Tensions ran high as hard-right Republicans refused the deal, but President Biden and House Speaker Kevin McCarthy assembled a bipartisan coalition to push to passage on a robust 314-117 vote late Wednesday,

After initially expressing reservations about supporting the measure, Congresswoman Becca Balint, D-Vermont, voted “yes.” “My bottom line will always be: how can I deliver the best results for Vermonters and the American people. I could not in good conscience vote no and risk over 250,000 Vermonters losing their health or veterans benefits - a lifeline for so many families,” Balint said in a statement.

Representative Elise Stefanik, R-New York, voted “yes” and said it’s a crucial first step to putting America on the right economic track. “As House Republicans build on these structural reforms, the American people can be confident that we will never give up on them,” Stefanik said in a statement.

Rep. Annie Kuster, D-New Hampshire, also supported the bill and is urging Senate Democrats to do the same. “In a divided government, compromise is crucial. The agreement passed by the House today is not perfect, but it was necessary to prevent default and avoid an economic catastrophe,” she said in a statement,

Rep. Chris Pappas, D-New Hampshire agreed, tweeting, “I will support this legislation so we can move beyond this crisis and focus on solving problems instead of playing politics.”

That bill now moves on to the Senate where Bernie Sanders, I-Vermont, has said he is planning to say “no” to the deal. “At a time of massive wealth and income inequality, I cannot in good conscience vote for a bill that takes vital nutrition assistance away from women, infants, children, and seniors,” Sanders said in a statement.

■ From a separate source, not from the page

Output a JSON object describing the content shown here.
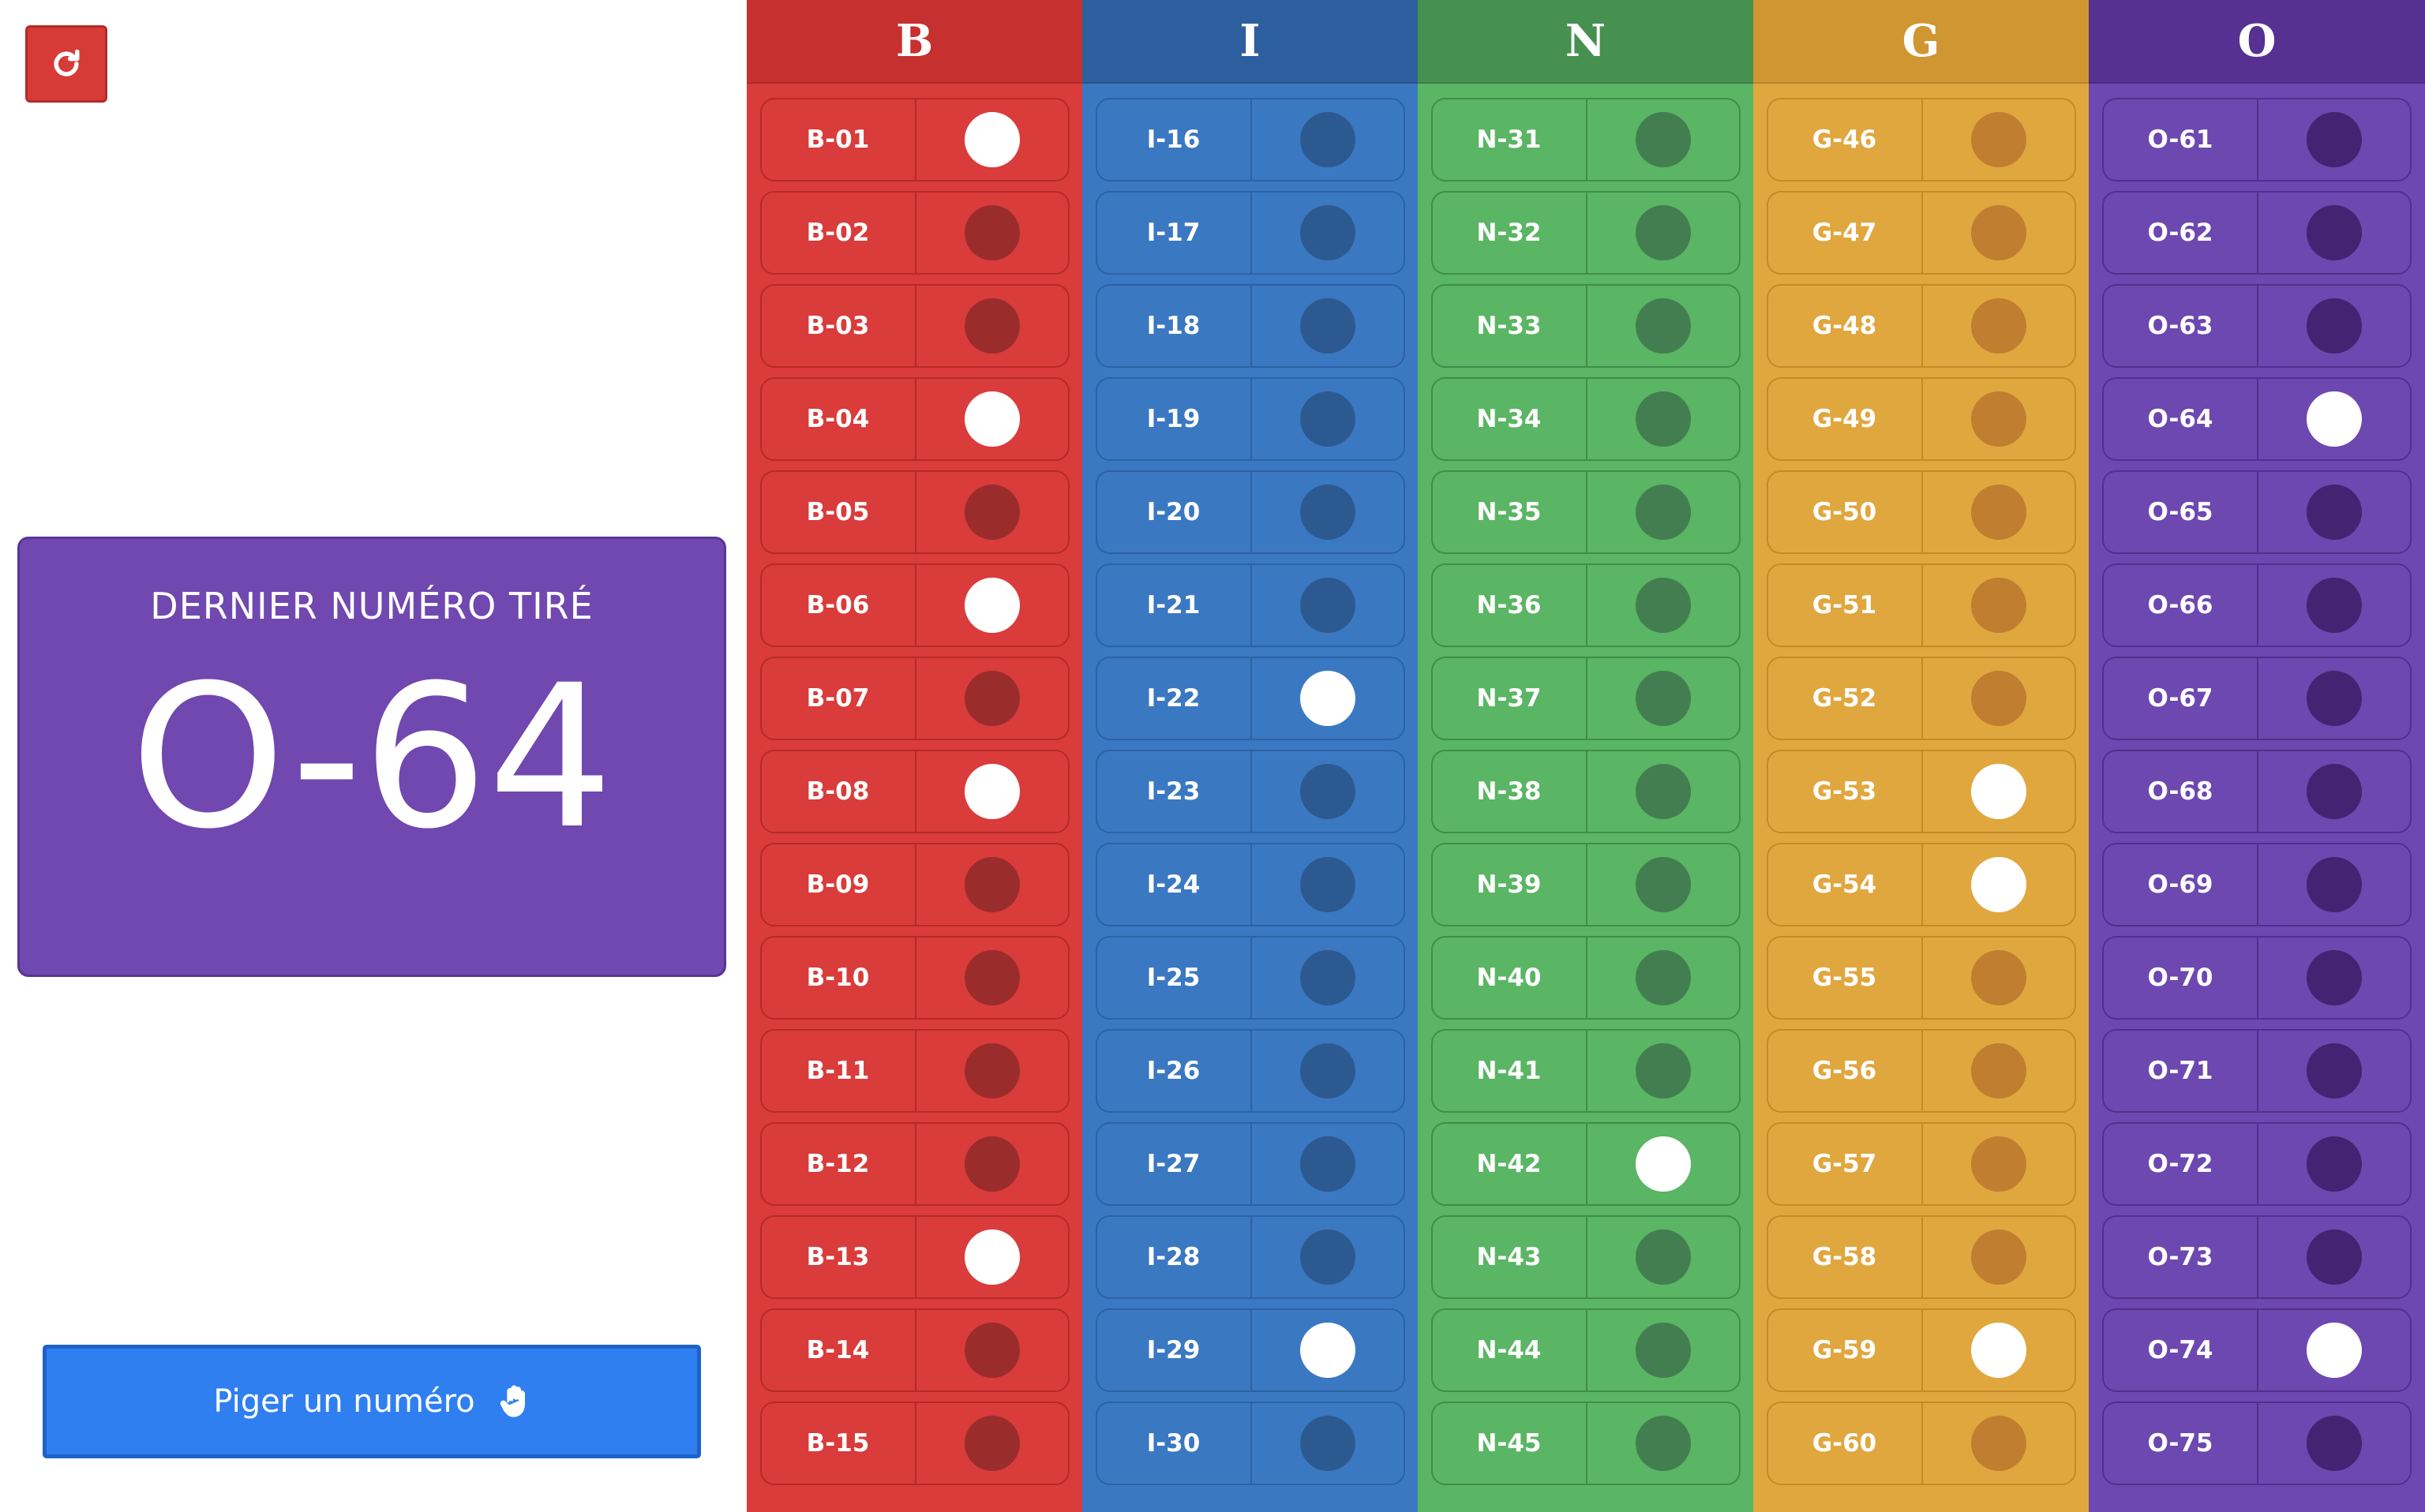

Senator Peter Welch, D- Vermont, has not said how he will vote but has indicated support. “America must pay its bills in full and on time and avoid default. I take that responsibility seriously, and I will review the House-passed bill accordingly,” he said in a statement.